Database Connection Registry
From the Workbench top toolbar, click on the twistie (down arrow) next to the IRI Menu, which is located at the top, just under the Project menu. Select the IRI Preferences… to set up the connection registry.
Select the twistie next to IRI to see more information, then click the twistie next to Connection Registry, and then select Database Connection.
There is a Default bit version: it can be 32 or 64. Make sure that the bit version corresponds to the bit version of CoSort (the SortCL executable) and the ODBC connection you just created. Click the Refresh button to ensure Workbench can see all your available ODBC connections.
Double-click on the ODBC connection you created to edit the registry. The Database Connection Dialog will appear and at the top, you will see the ODBC information. In the middle make sure that the bit version is correct and below that, credentials to connect the database are specified.
To the right of both user and password, you can encrypt your credentials. It is recommended you at least encrypt your password. If you do not, when Workbench builds applicable SortCL jobs, your database credentials in the /INFILE or /OUTFILE section of script will be in plain text 2.
At the bottom of the dialog is where you can select the JDBC connection to map to. Select the drop-down menu and the JDBC connection you just created. Once you are done, the registry view should appear like this:
Click OK and make sure that the connection is active. Again it should look like the image below:
Follow along with our YouTube video!
You have successfully set up Workbench (and the SortCL data processing program) to interact with your data source. If you need any help, please email firstname.lastname@example.org.
- Note that the JDBC driver is also used for data movement when using IRI DarkShield for masking. See this FAQ to understand the differences between masking RDB data with FieldShield/SortCL vs. DarkShield.
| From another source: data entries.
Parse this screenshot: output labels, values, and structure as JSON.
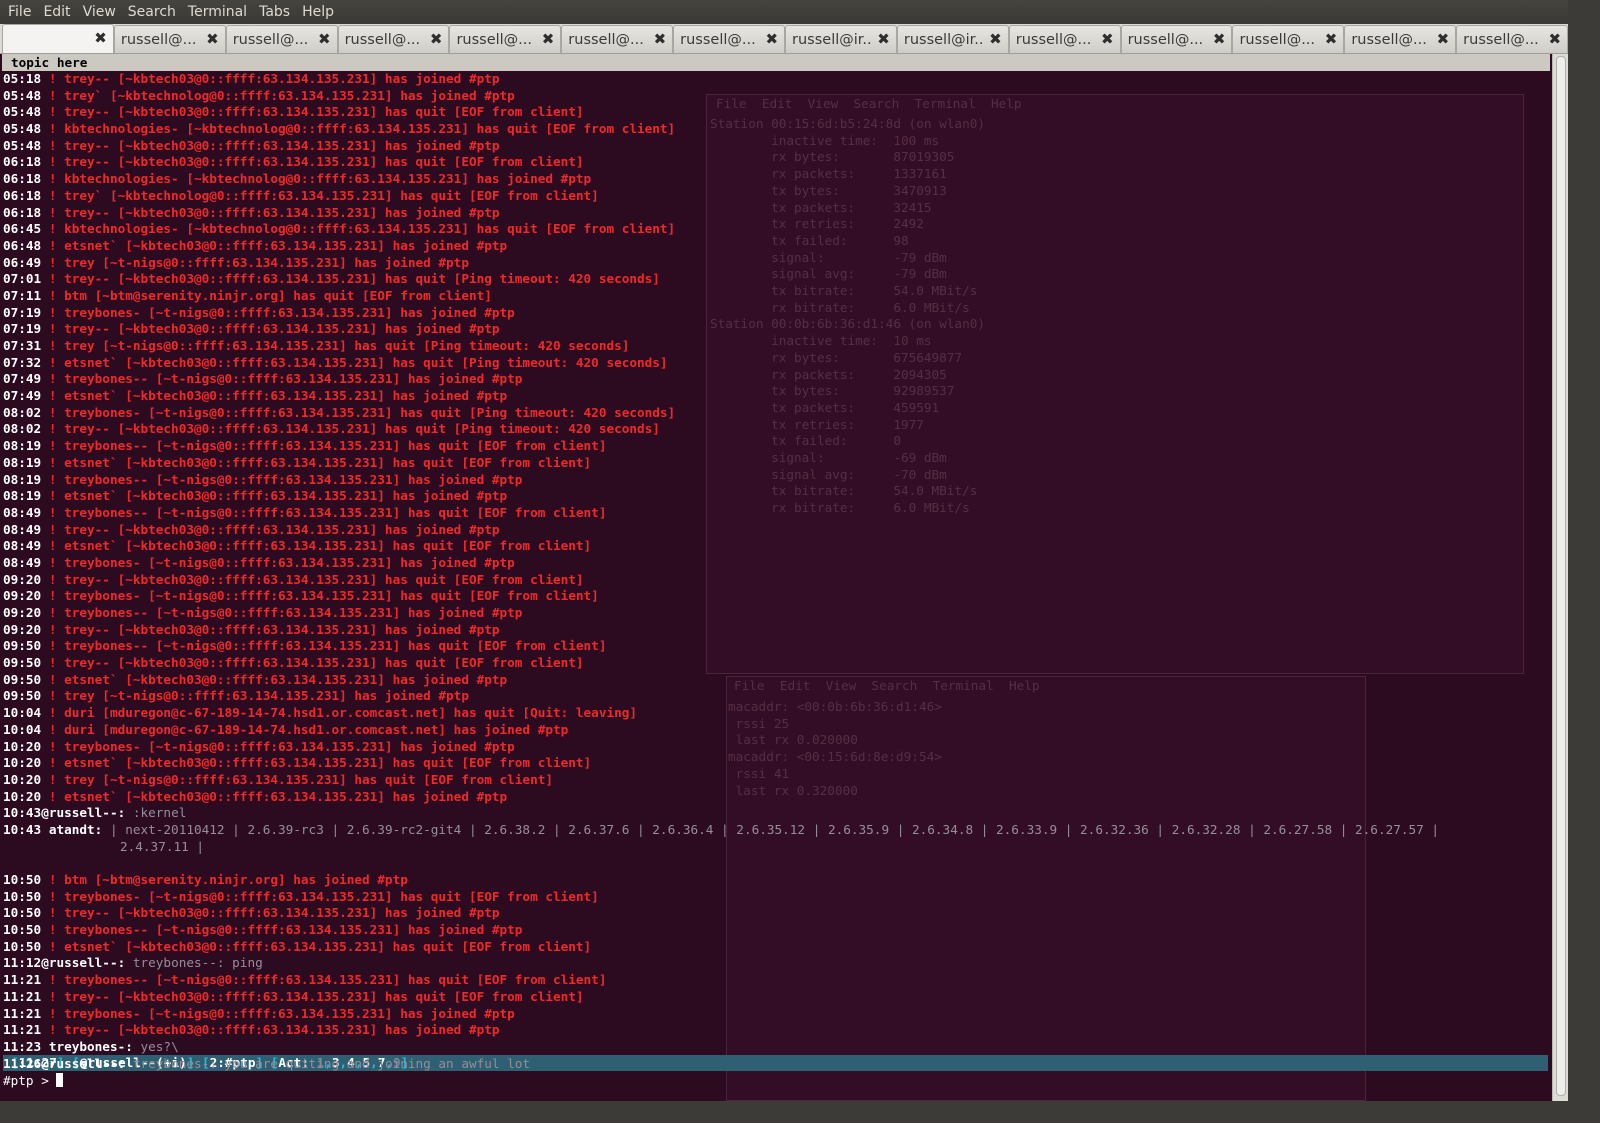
{
  "menu": [
    "File",
    "Edit",
    "View",
    "Search",
    "Terminal",
    "Tabs",
    "Help"
  ],
  "tabs": [
    {
      "label": "",
      "active": true
    },
    {
      "label": "russell@...",
      "active": false
    },
    {
      "label": "russell@...",
      "active": false
    },
    {
      "label": "russell@...",
      "active": false
    },
    {
      "label": "russell@...",
      "active": false
    },
    {
      "label": "russell@...",
      "active": false
    },
    {
      "label": "russell@...",
      "active": false
    },
    {
      "label": "russell@ir...",
      "active": false
    },
    {
      "label": "russell@ir...",
      "active": false
    },
    {
      "label": "russell@...",
      "active": false
    },
    {
      "label": "russell@...",
      "active": false
    },
    {
      "label": "russell@...",
      "active": false
    },
    {
      "label": "russell@...",
      "active": false
    },
    {
      "label": "russell@...",
      "active": false
    }
  ],
  "close_glyph": "✖",
  "topic": "topic here",
  "log": [
    {
      "t": "05:18",
      "type": "event",
      "text": " ! trey-- [~kbtech03@0::ffff:63.134.135.231] has joined #ptp"
    },
    {
      "t": "05:48",
      "type": "event",
      "text": " ! trey` [~kbtechnolog@0::ffff:63.134.135.231] has joined #ptp"
    },
    {
      "t": "05:48",
      "type": "event",
      "text": " ! trey-- [~kbtech03@0::ffff:63.134.135.231] has quit [EOF from client]"
    },
    {
      "t": "05:48",
      "type": "event",
      "text": " ! kbtechnologies- [~kbtechnolog@0::ffff:63.134.135.231] has quit [EOF from client]"
    },
    {
      "t": "05:48",
      "type": "event",
      "text": " ! trey-- [~kbtech03@0::ffff:63.134.135.231] has joined #ptp"
    },
    {
      "t": "06:18",
      "type": "event",
      "text": " ! trey-- [~kbtech03@0::ffff:63.134.135.231] has quit [EOF from client]"
    },
    {
      "t": "06:18",
      "type": "event",
      "text": " ! kbtechnologies- [~kbtechnolog@0::ffff:63.134.135.231] has joined #ptp"
    },
    {
      "t": "06:18",
      "type": "event",
      "text": " ! trey` [~kbtechnolog@0::ffff:63.134.135.231] has quit [EOF from client]"
    },
    {
      "t": "06:18",
      "type": "event",
      "text": " ! trey-- [~kbtech03@0::ffff:63.134.135.231] has joined #ptp"
    },
    {
      "t": "06:45",
      "type": "event",
      "text": " ! kbtechnologies- [~kbtechnolog@0::ffff:63.134.135.231] has quit [EOF from client]"
    },
    {
      "t": "06:48",
      "type": "event",
      "text": " ! etsnet` [~kbtech03@0::ffff:63.134.135.231] has joined #ptp"
    },
    {
      "t": "06:49",
      "type": "event",
      "text": " ! trey [~t-nigs@0::ffff:63.134.135.231] has joined #ptp"
    },
    {
      "t": "07:01",
      "type": "event",
      "text": " ! trey-- [~kbtech03@0::ffff:63.134.135.231] has quit [Ping timeout: 420 seconds]"
    },
    {
      "t": "07:11",
      "type": "event",
      "text": " ! btm [~btm@serenity.ninjr.org] has quit [EOF from client]"
    },
    {
      "t": "07:19",
      "type": "event",
      "text": " ! treybones- [~t-nigs@0::ffff:63.134.135.231] has joined #ptp"
    },
    {
      "t": "07:19",
      "type": "event",
      "text": " ! trey-- [~kbtech03@0::ffff:63.134.135.231] has joined #ptp"
    },
    {
      "t": "07:31",
      "type": "event",
      "text": " ! trey [~t-nigs@0::ffff:63.134.135.231] has quit [Ping timeout: 420 seconds]"
    },
    {
      "t": "07:32",
      "type": "event",
      "text": " ! etsnet` [~kbtech03@0::ffff:63.134.135.231] has quit [Ping timeout: 420 seconds]"
    },
    {
      "t": "07:49",
      "type": "event",
      "text": " ! treybones-- [~t-nigs@0::ffff:63.134.135.231] has joined #ptp"
    },
    {
      "t": "07:49",
      "type": "event",
      "text": " ! etsnet` [~kbtech03@0::ffff:63.134.135.231] has joined #ptp"
    },
    {
      "t": "08:02",
      "type": "event",
      "text": " ! treybones- [~t-nigs@0::ffff:63.134.135.231] has quit [Ping timeout: 420 seconds]"
    },
    {
      "t": "08:02",
      "type": "event",
      "text": " ! trey-- [~kbtech03@0::ffff:63.134.135.231] has quit [Ping timeout: 420 seconds]"
    },
    {
      "t": "08:19",
      "type": "event",
      "text": " ! treybones-- [~t-nigs@0::ffff:63.134.135.231] has quit [EOF from client]"
    },
    {
      "t": "08:19",
      "type": "event",
      "text": " ! etsnet` [~kbtech03@0::ffff:63.134.135.231] has quit [EOF from client]"
    },
    {
      "t": "08:19",
      "type": "event",
      "text": " ! treybones-- [~t-nigs@0::ffff:63.134.135.231] has joined #ptp"
    },
    {
      "t": "08:19",
      "type": "event",
      "text": " ! etsnet` [~kbtech03@0::ffff:63.134.135.231] has joined #ptp"
    },
    {
      "t": "08:49",
      "type": "event",
      "text": " ! treybones-- [~t-nigs@0::ffff:63.134.135.231] has quit [EOF from client]"
    },
    {
      "t": "08:49",
      "type": "event",
      "text": " ! trey-- [~kbtech03@0::ffff:63.134.135.231] has joined #ptp"
    },
    {
      "t": "08:49",
      "type": "event",
      "text": " ! etsnet` [~kbtech03@0::ffff:63.134.135.231] has quit [EOF from client]"
    },
    {
      "t": "08:49",
      "type": "event",
      "text": " ! treybones- [~t-nigs@0::ffff:63.134.135.231] has joined #ptp"
    },
    {
      "t": "09:20",
      "type": "event",
      "text": " ! trey-- [~kbtech03@0::ffff:63.134.135.231] has quit [EOF from client]"
    },
    {
      "t": "09:20",
      "type": "event",
      "text": " ! treybones- [~t-nigs@0::ffff:63.134.135.231] has quit [EOF from client]"
    },
    {
      "t": "09:20",
      "type": "event",
      "text": " ! treybones-- [~t-nigs@0::ffff:63.134.135.231] has joined #ptp"
    },
    {
      "t": "09:20",
      "type": "event",
      "text": " ! trey-- [~kbtech03@0::ffff:63.134.135.231] has joined #ptp"
    },
    {
      "t": "09:50",
      "type": "event",
      "text": " ! treybones-- [~t-nigs@0::ffff:63.134.135.231] has quit [EOF from client]"
    },
    {
      "t": "09:50",
      "type": "event",
      "text": " ! trey-- [~kbtech03@0::ffff:63.134.135.231] has quit [EOF from client]"
    },
    {
      "t": "09:50",
      "type": "event",
      "text": " ! etsnet` [~kbtech03@0::ffff:63.134.135.231] has joined #ptp"
    },
    {
      "t": "09:50",
      "type": "event",
      "text": " ! trey [~t-nigs@0::ffff:63.134.135.231] has joined #ptp"
    },
    {
      "t": "10:04",
      "type": "event",
      "text": " ! duri [mduregon@c-67-189-14-74.hsd1.or.comcast.net] has quit [Quit: leaving]"
    },
    {
      "t": "10:04",
      "type": "event",
      "text": " ! duri [mduregon@c-67-189-14-74.hsd1.or.comcast.net] has joined #ptp"
    },
    {
      "t": "10:20",
      "type": "event",
      "text": " ! treybones- [~t-nigs@0::ffff:63.134.135.231] has joined #ptp"
    },
    {
      "t": "10:20",
      "type": "event",
      "text": " ! etsnet` [~kbtech03@0::ffff:63.134.135.231] has quit [EOF from client]"
    },
    {
      "t": "10:20",
      "type": "event",
      "text": " ! trey [~t-nigs@0::ffff:63.134.135.231] has quit [EOF from client]"
    },
    {
      "t": "10:20",
      "type": "event",
      "text": " ! etsnet` [~kbtech03@0::ffff:63.134.135.231] has joined #ptp"
    },
    {
      "t": "10:43",
      "type": "msg",
      "nick": "@russell--:",
      "text": " :kernel"
    },
    {
      "t": "10:43",
      "type": "msg",
      "nick": " atandt:",
      "text": " | next-20110412 | 2.6.39-rc3 | 2.6.39-rc2-git4 | 2.6.38.2 | 2.6.37.6 | 2.6.36.4 | 2.6.35.12 | 2.6.35.9 | 2.6.34.8 | 2.6.33.9 | 2.6.32.36 | 2.6.32.28 | 2.6.27.58 | 2.6.27.57 |"
    },
    {
      "t": "",
      "type": "cont",
      "text": "2.4.37.11 |"
    },
    {
      "t": "",
      "type": "blank",
      "text": ""
    },
    {
      "t": "10:50",
      "type": "event",
      "text": " ! btm [~btm@serenity.ninjr.org] has joined #ptp"
    },
    {
      "t": "10:50",
      "type": "event",
      "text": " ! treybones- [~t-nigs@0::ffff:63.134.135.231] has quit [EOF from client]"
    },
    {
      "t": "10:50",
      "type": "event",
      "text": " ! trey-- [~kbtech03@0::ffff:63.134.135.231] has joined #ptp"
    },
    {
      "t": "10:50",
      "type": "event",
      "text": " ! treybones-- [~t-nigs@0::ffff:63.134.135.231] has joined #ptp"
    },
    {
      "t": "10:50",
      "type": "event",
      "text": " ! etsnet` [~kbtech03@0::ffff:63.134.135.231] has quit [EOF from client]"
    },
    {
      "t": "11:12",
      "type": "msg",
      "nick": "@russell--:",
      "text": " treybones--: ping"
    },
    {
      "t": "11:21",
      "type": "event",
      "text": " ! treybones-- [~t-nigs@0::ffff:63.134.135.231] has quit [EOF from client]"
    },
    {
      "t": "11:21",
      "type": "event",
      "text": " ! trey-- [~kbtech03@0::ffff:63.134.135.231] has quit [EOF from client]"
    },
    {
      "t": "11:21",
      "type": "event",
      "text": " ! treybones- [~t-nigs@0::ffff:63.134.135.231] has joined #ptp"
    },
    {
      "t": "11:21",
      "type": "event",
      "text": " ! trey-- [~kbtech03@0::ffff:63.134.135.231] has joined #ptp"
    },
    {
      "t": "11:23",
      "type": "msg",
      "nick": " treybones-:",
      "text": " yes?\\"
    },
    {
      "t": "11:26",
      "type": "msg",
      "nick": "@russell--:",
      "text": " treybones-: you are quiting and joining an awful lot"
    }
  ],
  "status": {
    "time": "11:27",
    "nick": "@russell--(+i)",
    "window": "2:#ptp",
    "act_label": "Act:",
    "act_items": [
      {
        "n": "1",
        "dim": true
      },
      {
        "n": "3",
        "dim": false
      },
      {
        "n": "4",
        "dim": false
      },
      {
        "n": "5",
        "dim": false
      },
      {
        "n": "7",
        "dim": false
      },
      {
        "n": "9",
        "dim": true
      }
    ]
  },
  "prompt": "#ptp > ",
  "ghost": {
    "menu": "File  Edit  View  Search  Terminal  Help",
    "lines_top": [
      "Station 00:15:6d:b5:24:8d (on wlan0)",
      "        inactive time:  100 ms",
      "        rx bytes:       87019305",
      "        rx packets:     1337161",
      "        tx bytes:       3470913",
      "        tx packets:     32415",
      "        tx retries:     2492",
      "        tx failed:      98",
      "        signal:         -79 dBm",
      "        signal avg:     -79 dBm",
      "        tx bitrate:     54.0 MBit/s",
      "        rx bitrate:     6.0 MBit/s",
      "Station 00:0b:6b:36:d1:46 (on wlan0)",
      "        inactive time:  10 ms",
      "        rx bytes:       675649877",
      "        rx packets:     2094305",
      "        tx bytes:       92989537",
      "        tx packets:     459591",
      "        tx retries:     1977",
      "        tx failed:      0",
      "        signal:         -69 dBm",
      "        signal avg:     -70 dBm",
      "        tx bitrate:     54.0 MBit/s",
      "        rx bitrate:     6.0 MBit/s"
    ],
    "lines_bottom": [
      "macaddr: <00:0b:6b:36:d1:46>",
      " rssi 25",
      " last rx 0.020000",
      "macaddr: <00:15:6d:8e:d9:54>",
      " rssi 41",
      " last rx 0.320000"
    ]
  },
  "colors": {
    "terminal_bg": "#2c0b21",
    "event_red": "#ef2929",
    "status_bg": "#2f5f72"
  }
}
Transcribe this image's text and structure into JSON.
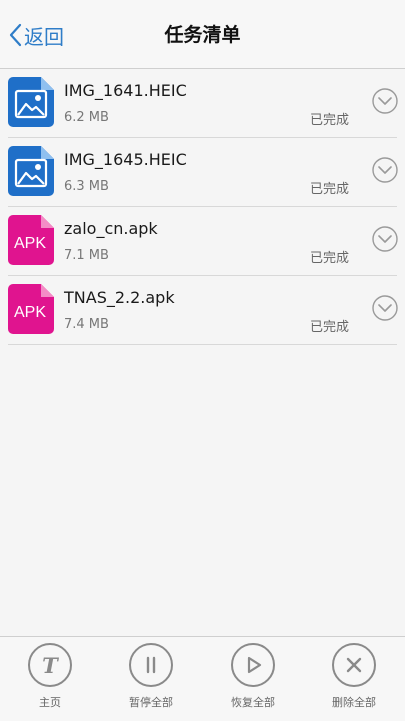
{
  "header": {
    "back_label": "返回",
    "title": "任务清单"
  },
  "tasks": [
    {
      "name": "IMG_1641.HEIC",
      "size": "6.2 MB",
      "status": "已完成",
      "type": "image",
      "icon": "image-file-icon"
    },
    {
      "name": "IMG_1645.HEIC",
      "size": "6.3 MB",
      "status": "已完成",
      "type": "image",
      "icon": "image-file-icon"
    },
    {
      "name": "zalo_cn.apk",
      "size": "7.1 MB",
      "status": "已完成",
      "type": "apk",
      "icon": "apk-file-icon",
      "icon_text": "APK"
    },
    {
      "name": "TNAS_2.2.apk",
      "size": "7.4 MB",
      "status": "已完成",
      "type": "apk",
      "icon": "apk-file-icon",
      "icon_text": "APK"
    }
  ],
  "toolbar": {
    "home_label": "主页",
    "home_icon_text": "T",
    "pause_all_label": "暂停全部",
    "resume_all_label": "恢复全部",
    "delete_all_label": "删除全部"
  },
  "colors": {
    "accent": "#2f7dc8",
    "image_icon": "#1f6fc8",
    "apk_icon": "#e0148f",
    "toolbar_icon": "#8a8a8a"
  }
}
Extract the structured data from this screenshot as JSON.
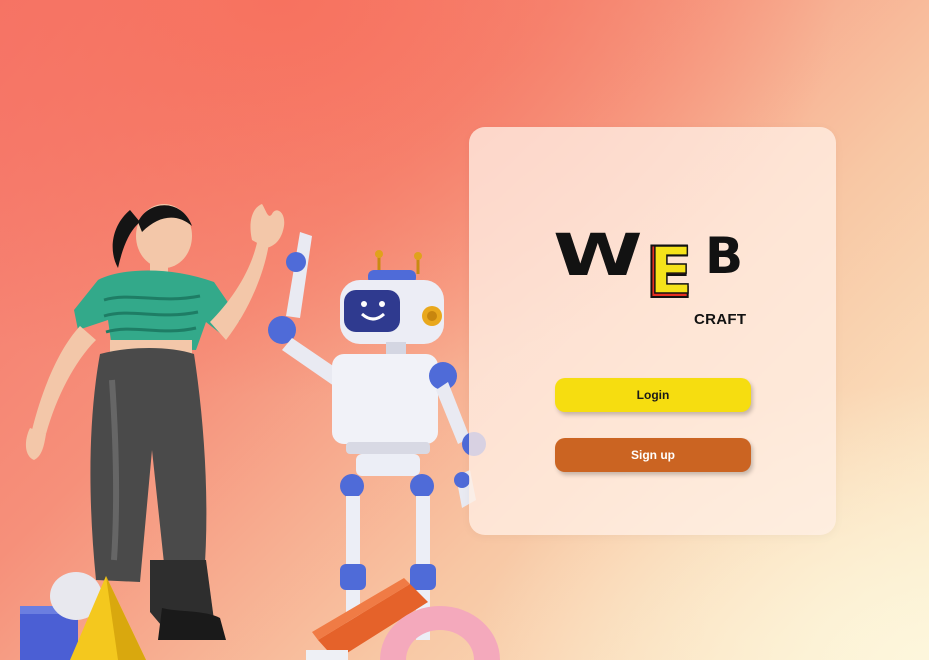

- See this article on using DSN files to alternatively hide (and centralize) ODBC connection credentials.